In healthcare settings, animal-assisted therapy has been successfully integrated into treatment plans for individuals with physical disabilities, chronic illnesses, and mental health conditions. Therapy animals accompany patients during medical procedures, providing comfort and emotional support. They can also assist in physiotherapy sessions, motivating individuals to engage in therapeutic exercises.
Mental Health and Counseling
Animal-assisted therapy has become increasingly prevalent in mental health and counselling practices. Therapists and counsellors incorporate therapy animals into sessions to facilitate emotional expression, build trust, and promote relaxation. Animal-assisted therapy has shown promising results in treating conditions such as anxiety disorders, post-traumatic stress disorder (PTSD), depression, and substance abuse.
Special Education and Learning Environments
Animal-assisted therapy has proven highly beneficial in special education and learning environments. Therapy animals can support academic and social-emotional development in children with learning disabilities, attention deficit hyperactivity disorder (ADHD), and behavioural challenges. The presence of animals in classrooms creates a nurturing and inclusive atmosphere, enhancing engagement and motivation.
Elderly Care Facilities
Animal-assisted therapy has gained popularity in residential aged care facilities, offering companionship and emotional support to the elderly. Interactions with therapy animals have been shown to reduce feelings of loneliness, provide sensory stimulation, and improve overall well-being. AAT also promotes social interaction among residents, fostering a sense of community and belonging.
While animal-assisted therapy offers immense benefits, addressing the practice’s ethical considerations is crucial. The welfare and well-being of therapy animals should always be prioritized, ensuring that they are appropriately trained, cared for, and given regular breaks to rest and recharge. Therapy animals should undergo comprehensive assessments and meet specific criteria to ensure they are suitable for the therapeutic setting. Additionally, therapists and handlers should receive appropriate training to ensure the safety of both the animals and the individuals receiving therapy.
As research continues to unveil the remarkable benefits of animal-assisted therapy, its potential for integration into mainstream healthcare practices grows. Incorporating animals in therapeutic settings holds promise for enhancing treatment outcomes, improving patient satisfaction, and providing a holistic approach to healing. Furthermore, ongoing research aims to explore the mechanisms behind the therapeutic effects of animal-assisted therapy, paving the way for evidence-based protocols and guidelines. Through collaborative efforts between healthcare professionals, researchers, and animal welfare organizations, animal-assisted therapy can continue to evolve and positively impact the lives of countless individuals.

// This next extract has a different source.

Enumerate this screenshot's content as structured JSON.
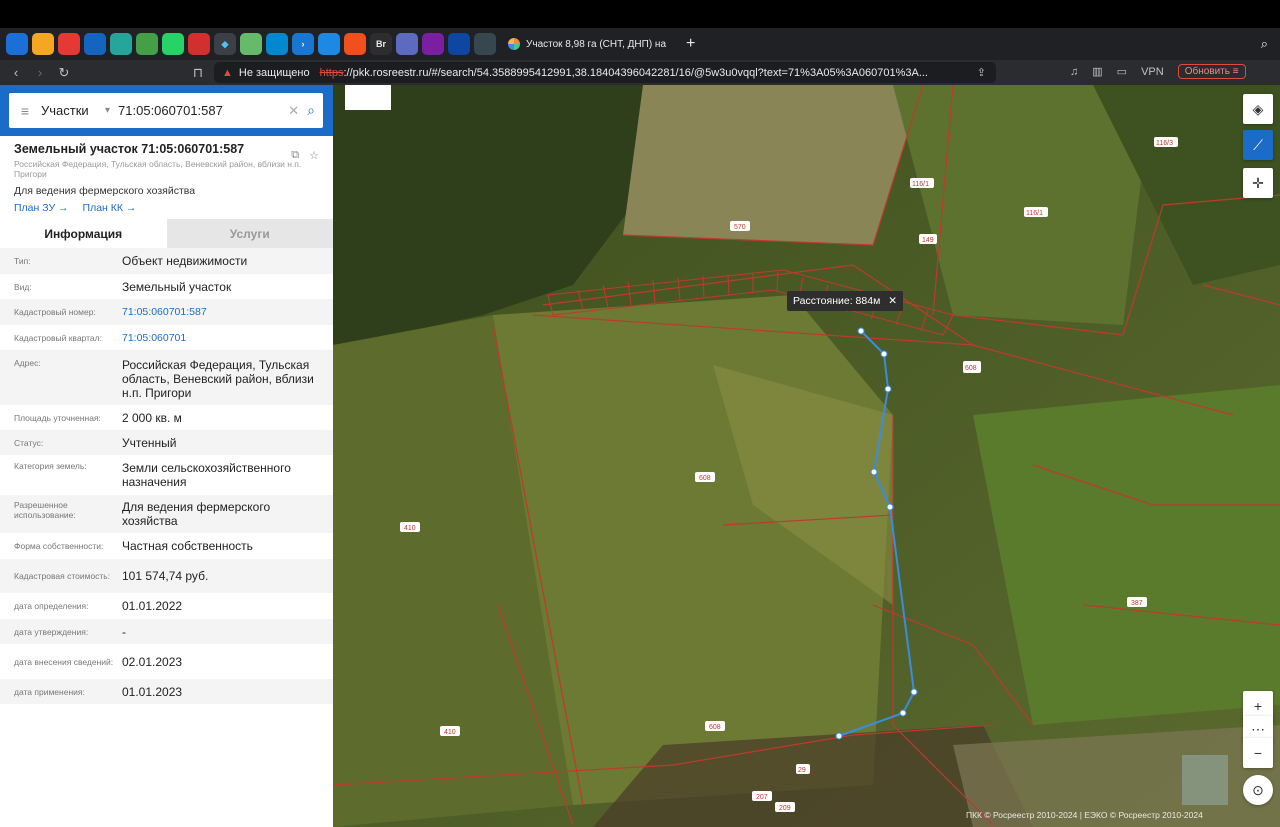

Animal-assisted therapy represents a unique and powerful approach to healing, combining the warmth and compassion of animals with evidence-based therapeutic techniques. The multidimensional benefits of AAT across physical, mental, emotional, and social domains make it a valuable addition to various treatment modalities. By harnessing the innate connection between humans and animals, animal-assisted therapy unleashes the tr ansformative power of the human-animal bond. As we continue to explore the vast potential of AAT, let us embrace the healing power of animals and pave the way for a more compassionate and inclusive approach to healthcare.
- Odendaal, J. S. J. (2000). Animal-assisted therapy—magic or medicine? Journal of Psychosomatic Research, 49(4), 275–280.
- Nimer, J., & Lundahl, B. (2007). Animal-assisted therapy: A meta-analysis. Anthrozoös, 20(3), 225–238.
- Marcus, D. A. (2013). The science behind animal-assisted therapy. Current Pain and Headache Reports, 17(8), 1–8.
- Filan, S. L., & Llewellyn-Jones, R. H. (2006). Animal-assisted therapy for dementia: A review of the literature. International Psychogeriatrics, 18(4), 597–611.